The gerund

(Using the gerund in English grammar)

Table of contents – gerund

On this page you will find the following:

  1. Use of the gerund
  2. Formation of the gerund
  3. Present, perfect; active, passive forms
  4. Further explanations and exercises

What is the gerund and how is it used?

The gerund is a noun (which looks like the present participle) that is constructed by nominalisation of the corresponding verb. Due to this characteristic as a noun, it can appear as a subject, object, or predicative expression (referring to one of the former). Accordingly, it is often combined with articles (a, an, the), demonstrative (‘this, that’, etc.) or possessive pronouns (‘my, your, his’, etc.). Compare the following functions it can fulfil:

  • The gerund can be used …
    • … as the subject of a sentence.
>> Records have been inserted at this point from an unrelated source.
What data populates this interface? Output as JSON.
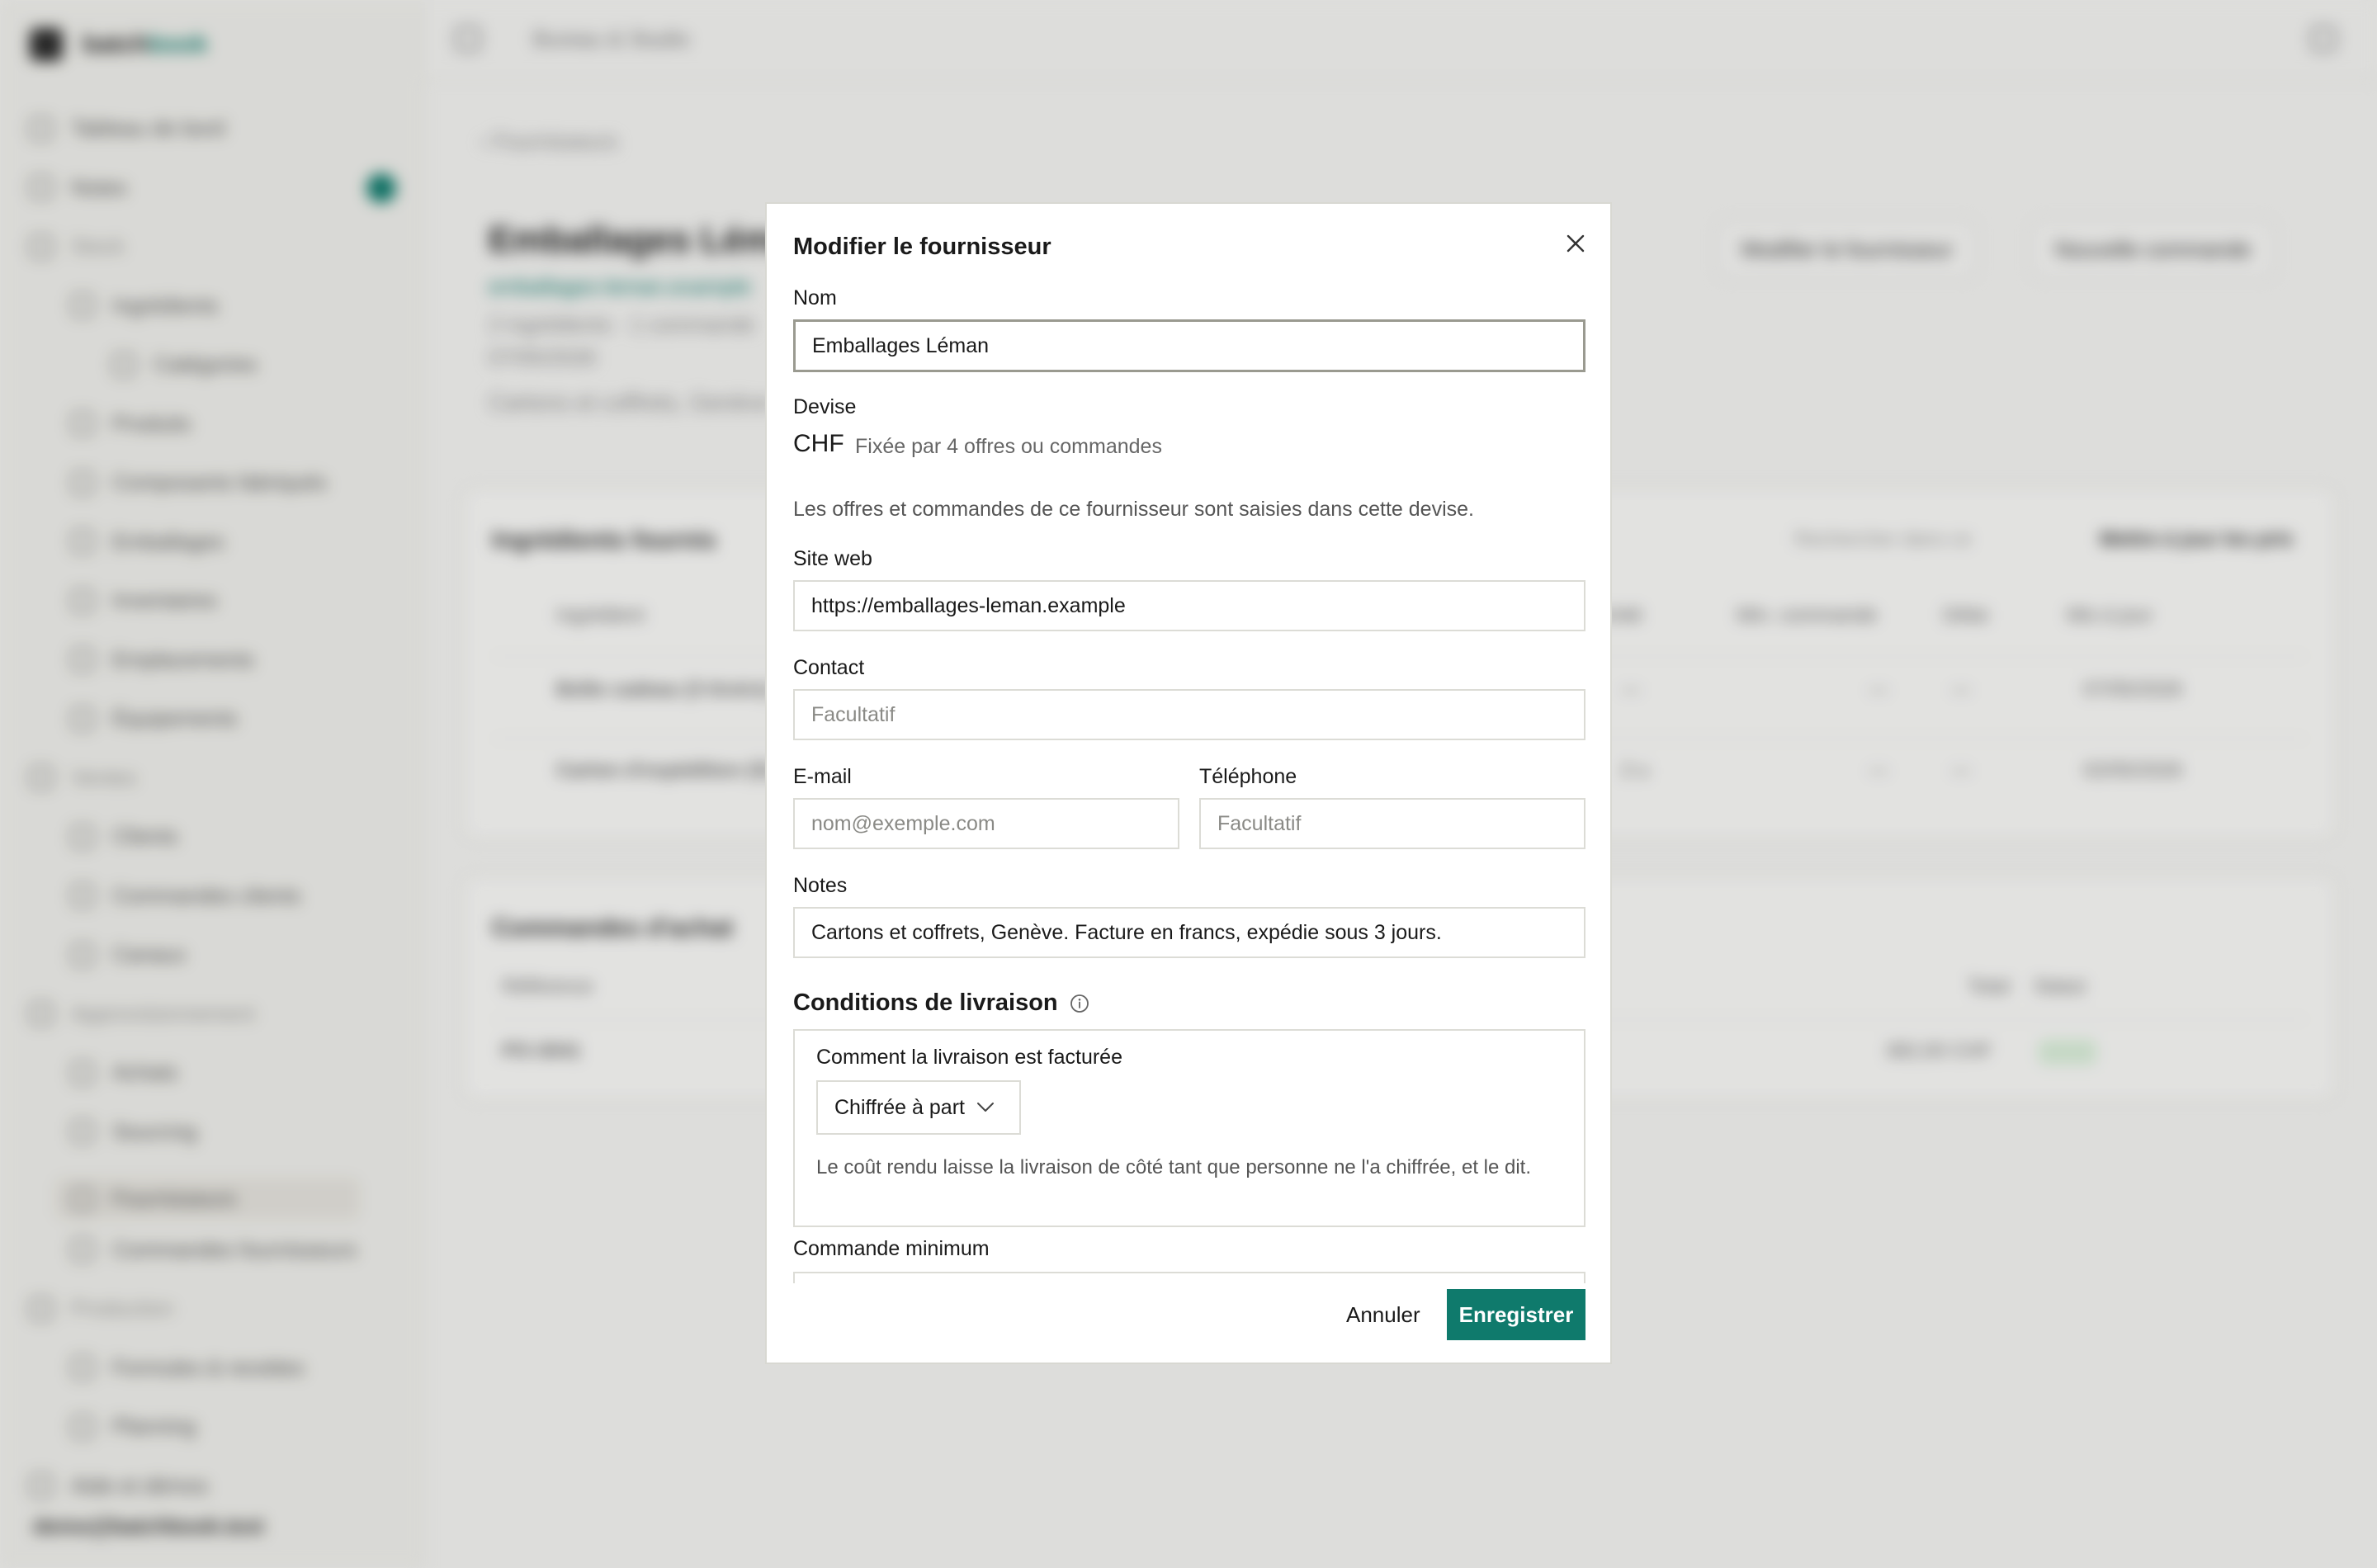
{
  "app": {
    "brand_a": "batch",
    "brand_b": "book",
    "breadcrumb": "Bureau & Studio",
    "user_email": "demo@batchbook.test"
  },
  "sidebar": {
    "items": [
      {
        "label": "Tableau de bord",
        "kind": "item"
      },
      {
        "label": "Notes",
        "kind": "item"
      },
      {
        "label": "Stock",
        "kind": "group"
      },
      {
        "label": "Ingrédients",
        "kind": "sub"
      },
      {
        "label": "Catégories",
        "kind": "sub2"
      },
      {
        "label": "Produits",
        "kind": "sub"
      },
      {
        "label": "Composants fabriqués",
        "kind": "sub"
      },
      {
        "label": "Emballages",
        "kind": "sub"
      },
      {
        "label": "Inventaires",
        "kind": "sub"
      },
      {
        "label": "Emplacements",
        "kind": "sub"
      },
      {
        "label": "Équipements",
        "kind": "sub"
      },
      {
        "label": "Ventes",
        "kind": "group"
      },
      {
        "label": "Clients",
        "kind": "sub"
      },
      {
        "label": "Commandes clients",
        "kind": "sub"
      },
      {
        "label": "Canaux",
        "kind": "sub"
      },
      {
        "label": "Approvisionnement",
        "kind": "group"
      },
      {
        "label": "Achats",
        "kind": "sub"
      },
      {
        "label": "Sourcing",
        "kind": "sub"
      },
      {
        "label": "Fournisseurs",
        "kind": "sub"
      },
      {
        "label": "Commandes fournisseurs",
        "kind": "sub"
      },
      {
        "label": "Production",
        "kind": "group"
      },
      {
        "label": "Formules & recettes",
        "kind": "sub"
      },
      {
        "label": "Planning",
        "kind": "sub"
      },
      {
        "label": "Aide et démos",
        "kind": "item"
      }
    ]
  },
  "page": {
    "back_label": "Fournisseurs",
    "supplier_name": "Emballages Léman",
    "supplier_url": "emballages-leman.example",
    "supplier_meta": "2 ingrédients · 1 commande",
    "supplier_date": "07/05/2026",
    "supplier_notes": "Cartons et coffrets, Genève",
    "edit_button": "Modifier le fournisseur",
    "new_order_button": "Nouvelle commande",
    "ingredients_title": "Ingrédients fournis",
    "search_placeholder": "Rechercher dans ce",
    "update_prices": "Mettre à jour les prix",
    "ing_cols": [
      "Ingrédient",
      "Unité",
      "Min. commande",
      "Délai",
      "Mis à jour"
    ],
    "ing_rows": [
      {
        "name": "Boîte cadeau (3 tiroirs)",
        "unit": "—",
        "min": "—",
        "lead": "—",
        "date": "07/05/2026"
      },
      {
        "name": "Carton d'expédition (S)",
        "unit": "2 u",
        "min": "—",
        "lead": "—",
        "date": "02/05/2026"
      }
    ],
    "orders_title": "Commandes d'achat",
    "order_cols": [
      "Référence",
      "Total",
      "Statut"
    ],
    "order_row": {
      "ref": "PO-3041",
      "total": "382,00 CHF"
    }
  },
  "modal": {
    "title": "Modifier le fournisseur",
    "name_label": "Nom",
    "name_value": "Emballages Léman",
    "currency_label": "Devise",
    "currency_code": "CHF",
    "currency_note": "Fixée par 4 offres ou commandes",
    "currency_help": "Les offres et commandes de ce fournisseur sont saisies dans cette devise.",
    "website_label": "Site web",
    "website_value": "https://emballages-leman.example",
    "contact_label": "Contact",
    "contact_placeholder": "Facultatif",
    "email_label": "E-mail",
    "email_placeholder": "nom@exemple.com",
    "phone_label": "Téléphone",
    "phone_placeholder": "Facultatif",
    "notes_label": "Notes",
    "notes_value": "Cartons et coffrets, Genève. Facture en francs, expédie sous 3 jours.",
    "delivery_title": "Conditions de livraison",
    "delivery_billing_label": "Comment la livraison est facturée",
    "delivery_billing_value": "Chiffrée à part",
    "delivery_help": "Le coût rendu laisse la livraison de côté tant que personne ne l'a chiffrée, et le dit.",
    "min_order_label": "Commande minimum",
    "cancel_label": "Annuler",
    "save_label": "Enregistrer"
  },
  "colors": {
    "accent": "#0f7a6c",
    "overlay": "rgba(20,20,20,0.10)"
  }
}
Is this the case, it usually comes before the verb:
      • Being on time is always a good start.”
      • The building over there is 200 years old.”
        • with the definite article ‘the
      • That handwriting is impossible to read.”
        • with the demonstrative pronoun ‘that
    • … as an object. Consequently, it is usually placed after the verb:
      • “She loves reading.”
        • here in combination with the verb ‘love
      • “The architect is showing an interesting drawing.”
        • with the indefinite article ‘an’ and the additional modifying adjective ‘interesting
      • “I appreciate your waiting.”
        • with the possessive pronoun ‘your
    • … as a predicative expression (that means belonging to the predicate as a subject or object complement). In most of these cases, it occurs together with the verb ‘to be’ or other linking verbs:
      • “His hardest task was writing the book.”
        • Careful: This is a predicative nominal and is not to be confused with the past continuous.
      • “Peter’s favourite hobby is playing the guitar.”

How is the gerund formed?

The gerund corresponds precisely to the present participle or the ing-form and is, therefore, formed according to the respective rules. You can easily remember to append the suffix ‘-ing’ to the base form (infinitive) of the verb, which is valid for most of the verbs. A more detailed explanation, including exceptions, is described in the article formation of the present participle.

What forms can the gerund take?

A typical grammatical categorisation is that the gerund can have four different forms. These four are composed of two present and two perfect tense forms, each in the active and passive voice. To get a quick overview, compare the following examples:

  • The gerund can either appear in the present tense (whereas it is in the continuous form by its nature):
    • “We love going for a walk in the rain.”
      • active voice
    • “I don’t like being asked senseless questions.”
      • This statement contains a gerund in the passive voice; therefore, it requires the auxiliary verb ‘to be’.
  • Or it can be in the perfect tense (whereas the auxiliary verb ‘to have’ in the progressive aspect needs to be used for this form):
    • Having written all the work emails, he took a break.”
      • example in the active voice
    • Having been seen, the burglar ran away.”
      • gerund in the passive voice


Once more, this table illustrates the possible forms of the gerund based on the verb ‘to ask’:

  Active voice Passive voice
Present tense gerund asking being asked
Note: ‘to be’ must appear in the ing-form.
Perfect tense gerund having asked having been asked
Note: ‘having been’ must always be part of the whole form.

Further explanations related to the ‘Use of the gerund’

The following explanations relate to the topic ‘Using the gerund in English grammar’ and could be interesting too: